» **TO DO**
Check every line of the data for the string "date" and copy the ones that have it.

» **DATA SUPPLIED**

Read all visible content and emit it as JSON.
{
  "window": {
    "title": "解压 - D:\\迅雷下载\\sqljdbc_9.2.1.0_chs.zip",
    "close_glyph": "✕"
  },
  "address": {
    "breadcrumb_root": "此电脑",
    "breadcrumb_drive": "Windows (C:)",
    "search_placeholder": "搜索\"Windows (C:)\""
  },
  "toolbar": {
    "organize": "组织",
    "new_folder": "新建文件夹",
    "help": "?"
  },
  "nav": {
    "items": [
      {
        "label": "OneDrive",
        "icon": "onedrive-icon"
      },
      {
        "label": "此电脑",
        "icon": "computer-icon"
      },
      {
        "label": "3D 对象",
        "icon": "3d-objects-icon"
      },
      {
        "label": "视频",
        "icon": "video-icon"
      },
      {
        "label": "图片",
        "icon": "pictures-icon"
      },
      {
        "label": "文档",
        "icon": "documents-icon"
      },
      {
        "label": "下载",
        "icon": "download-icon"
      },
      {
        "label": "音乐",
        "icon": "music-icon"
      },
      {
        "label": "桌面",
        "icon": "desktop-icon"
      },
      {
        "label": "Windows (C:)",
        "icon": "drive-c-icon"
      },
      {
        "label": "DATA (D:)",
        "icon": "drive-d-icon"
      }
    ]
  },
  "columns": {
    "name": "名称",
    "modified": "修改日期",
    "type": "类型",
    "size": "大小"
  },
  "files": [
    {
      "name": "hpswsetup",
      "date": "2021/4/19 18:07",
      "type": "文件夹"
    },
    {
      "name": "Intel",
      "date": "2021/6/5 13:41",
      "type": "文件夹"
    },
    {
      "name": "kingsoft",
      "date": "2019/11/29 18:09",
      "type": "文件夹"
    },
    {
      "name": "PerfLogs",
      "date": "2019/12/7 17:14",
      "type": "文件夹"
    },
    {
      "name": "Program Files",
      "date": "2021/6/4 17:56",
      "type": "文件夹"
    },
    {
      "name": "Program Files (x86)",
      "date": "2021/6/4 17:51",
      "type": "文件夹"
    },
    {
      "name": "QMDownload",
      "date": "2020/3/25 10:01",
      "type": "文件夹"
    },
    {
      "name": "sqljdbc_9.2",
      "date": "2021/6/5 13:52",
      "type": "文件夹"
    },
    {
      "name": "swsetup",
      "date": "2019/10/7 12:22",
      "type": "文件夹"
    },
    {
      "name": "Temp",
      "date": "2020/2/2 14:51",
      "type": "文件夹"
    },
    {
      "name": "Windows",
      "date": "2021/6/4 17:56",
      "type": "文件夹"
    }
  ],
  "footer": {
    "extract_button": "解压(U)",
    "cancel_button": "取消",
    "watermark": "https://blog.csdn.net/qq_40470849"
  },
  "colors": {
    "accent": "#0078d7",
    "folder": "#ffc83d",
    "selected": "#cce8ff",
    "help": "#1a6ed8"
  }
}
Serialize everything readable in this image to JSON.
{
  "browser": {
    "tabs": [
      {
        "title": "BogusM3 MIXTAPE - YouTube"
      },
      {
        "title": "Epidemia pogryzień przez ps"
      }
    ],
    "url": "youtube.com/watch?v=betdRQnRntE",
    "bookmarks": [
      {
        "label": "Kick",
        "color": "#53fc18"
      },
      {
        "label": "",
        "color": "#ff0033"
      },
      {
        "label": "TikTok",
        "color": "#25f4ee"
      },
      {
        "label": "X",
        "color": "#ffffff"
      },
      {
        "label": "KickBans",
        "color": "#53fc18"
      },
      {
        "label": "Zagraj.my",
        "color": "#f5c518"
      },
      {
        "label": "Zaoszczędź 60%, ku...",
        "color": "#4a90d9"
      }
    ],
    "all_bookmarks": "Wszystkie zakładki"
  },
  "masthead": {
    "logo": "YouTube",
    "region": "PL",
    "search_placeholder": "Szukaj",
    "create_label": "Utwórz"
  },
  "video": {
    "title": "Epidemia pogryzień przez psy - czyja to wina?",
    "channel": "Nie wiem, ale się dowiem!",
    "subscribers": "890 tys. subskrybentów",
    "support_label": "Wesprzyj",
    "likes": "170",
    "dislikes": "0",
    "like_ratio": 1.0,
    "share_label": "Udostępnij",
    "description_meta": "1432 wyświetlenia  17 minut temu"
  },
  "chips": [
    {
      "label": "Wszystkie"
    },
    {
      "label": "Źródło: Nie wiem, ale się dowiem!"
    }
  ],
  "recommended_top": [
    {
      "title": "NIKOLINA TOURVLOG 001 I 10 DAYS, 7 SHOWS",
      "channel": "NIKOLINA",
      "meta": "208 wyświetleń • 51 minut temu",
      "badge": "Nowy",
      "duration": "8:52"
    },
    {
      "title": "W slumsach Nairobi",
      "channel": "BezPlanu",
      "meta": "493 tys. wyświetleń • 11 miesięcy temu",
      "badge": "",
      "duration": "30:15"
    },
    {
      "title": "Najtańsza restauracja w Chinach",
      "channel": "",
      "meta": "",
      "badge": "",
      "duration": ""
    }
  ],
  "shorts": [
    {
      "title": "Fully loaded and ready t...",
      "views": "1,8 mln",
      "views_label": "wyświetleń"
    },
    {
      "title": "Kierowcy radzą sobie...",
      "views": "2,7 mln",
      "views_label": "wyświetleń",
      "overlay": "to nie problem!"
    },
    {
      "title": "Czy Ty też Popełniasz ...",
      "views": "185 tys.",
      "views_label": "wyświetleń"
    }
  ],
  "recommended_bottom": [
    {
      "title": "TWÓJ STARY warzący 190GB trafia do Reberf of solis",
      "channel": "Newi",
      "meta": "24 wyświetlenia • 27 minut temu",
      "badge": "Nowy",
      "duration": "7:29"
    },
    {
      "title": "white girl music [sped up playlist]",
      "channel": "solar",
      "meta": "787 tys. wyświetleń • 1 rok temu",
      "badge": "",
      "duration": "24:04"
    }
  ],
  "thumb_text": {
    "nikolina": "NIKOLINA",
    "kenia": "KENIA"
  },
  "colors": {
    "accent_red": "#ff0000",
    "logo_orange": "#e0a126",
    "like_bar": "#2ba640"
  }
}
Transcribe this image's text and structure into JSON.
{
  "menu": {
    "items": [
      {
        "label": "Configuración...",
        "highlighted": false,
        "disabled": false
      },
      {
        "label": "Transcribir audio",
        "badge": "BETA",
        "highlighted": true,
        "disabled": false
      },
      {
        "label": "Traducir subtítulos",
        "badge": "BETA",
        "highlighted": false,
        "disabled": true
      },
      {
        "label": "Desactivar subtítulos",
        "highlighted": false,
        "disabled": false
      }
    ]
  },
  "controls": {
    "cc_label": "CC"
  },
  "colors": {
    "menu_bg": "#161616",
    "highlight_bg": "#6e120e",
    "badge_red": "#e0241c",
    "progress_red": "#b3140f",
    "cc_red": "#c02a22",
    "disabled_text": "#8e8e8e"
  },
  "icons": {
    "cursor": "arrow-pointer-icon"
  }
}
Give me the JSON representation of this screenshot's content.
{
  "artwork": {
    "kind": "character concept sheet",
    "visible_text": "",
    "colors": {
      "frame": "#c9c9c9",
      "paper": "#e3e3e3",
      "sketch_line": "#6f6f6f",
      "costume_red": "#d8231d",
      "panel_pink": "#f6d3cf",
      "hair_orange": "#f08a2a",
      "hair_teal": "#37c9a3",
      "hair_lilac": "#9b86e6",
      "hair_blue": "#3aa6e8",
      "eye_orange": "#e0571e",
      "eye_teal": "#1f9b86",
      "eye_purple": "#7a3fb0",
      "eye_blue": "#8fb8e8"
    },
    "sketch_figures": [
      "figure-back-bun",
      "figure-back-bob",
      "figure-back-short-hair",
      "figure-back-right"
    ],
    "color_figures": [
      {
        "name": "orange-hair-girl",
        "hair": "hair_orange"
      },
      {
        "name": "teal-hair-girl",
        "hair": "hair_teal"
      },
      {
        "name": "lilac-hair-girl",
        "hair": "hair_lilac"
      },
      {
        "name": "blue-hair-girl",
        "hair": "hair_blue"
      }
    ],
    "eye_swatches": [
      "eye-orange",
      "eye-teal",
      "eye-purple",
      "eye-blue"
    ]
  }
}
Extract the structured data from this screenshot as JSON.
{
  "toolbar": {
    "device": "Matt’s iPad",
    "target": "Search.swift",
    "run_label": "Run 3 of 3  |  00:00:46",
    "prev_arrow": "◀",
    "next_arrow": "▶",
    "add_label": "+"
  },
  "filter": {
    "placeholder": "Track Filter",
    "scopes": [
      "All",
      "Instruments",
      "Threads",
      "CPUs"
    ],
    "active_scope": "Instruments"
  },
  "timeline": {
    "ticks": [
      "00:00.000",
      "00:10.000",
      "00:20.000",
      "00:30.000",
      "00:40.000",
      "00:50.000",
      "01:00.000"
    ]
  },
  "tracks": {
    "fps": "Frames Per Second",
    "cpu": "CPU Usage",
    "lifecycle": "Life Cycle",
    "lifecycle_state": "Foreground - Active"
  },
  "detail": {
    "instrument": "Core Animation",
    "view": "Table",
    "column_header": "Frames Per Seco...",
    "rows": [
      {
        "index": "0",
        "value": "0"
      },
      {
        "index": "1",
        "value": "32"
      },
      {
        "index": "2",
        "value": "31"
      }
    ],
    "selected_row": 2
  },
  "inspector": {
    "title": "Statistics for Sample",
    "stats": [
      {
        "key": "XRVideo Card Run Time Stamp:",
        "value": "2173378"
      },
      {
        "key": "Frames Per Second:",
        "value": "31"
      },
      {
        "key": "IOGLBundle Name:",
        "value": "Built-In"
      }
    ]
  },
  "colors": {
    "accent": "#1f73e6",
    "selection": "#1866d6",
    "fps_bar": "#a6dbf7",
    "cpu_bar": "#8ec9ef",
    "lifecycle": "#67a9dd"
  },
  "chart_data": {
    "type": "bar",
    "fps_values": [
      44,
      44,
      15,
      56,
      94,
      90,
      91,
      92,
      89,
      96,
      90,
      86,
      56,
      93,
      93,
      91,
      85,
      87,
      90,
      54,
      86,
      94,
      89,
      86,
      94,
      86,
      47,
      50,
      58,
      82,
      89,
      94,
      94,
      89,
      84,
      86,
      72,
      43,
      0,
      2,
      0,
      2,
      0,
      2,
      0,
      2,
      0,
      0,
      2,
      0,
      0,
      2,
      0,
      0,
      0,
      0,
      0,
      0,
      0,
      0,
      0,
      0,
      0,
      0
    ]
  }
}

» **PROBLEM SOLUTION**
      "date": "2021/4/19 18:07",
      "date": "2021/6/5 13:41",
      "date": "2019/11/29 18:09",
      "date": "2019/12/7 17:14",
      "date": "2021/6/4 17:56",
      "date": "2021/6/4 17:51",
      "date": "2020/3/25 10:01",
      "date": "2021/6/5 13:52",
      "date": "2019/10/7 12:22",
      "date": "2020/2/2 14:51",
      "date": "2021/6/4 17:56",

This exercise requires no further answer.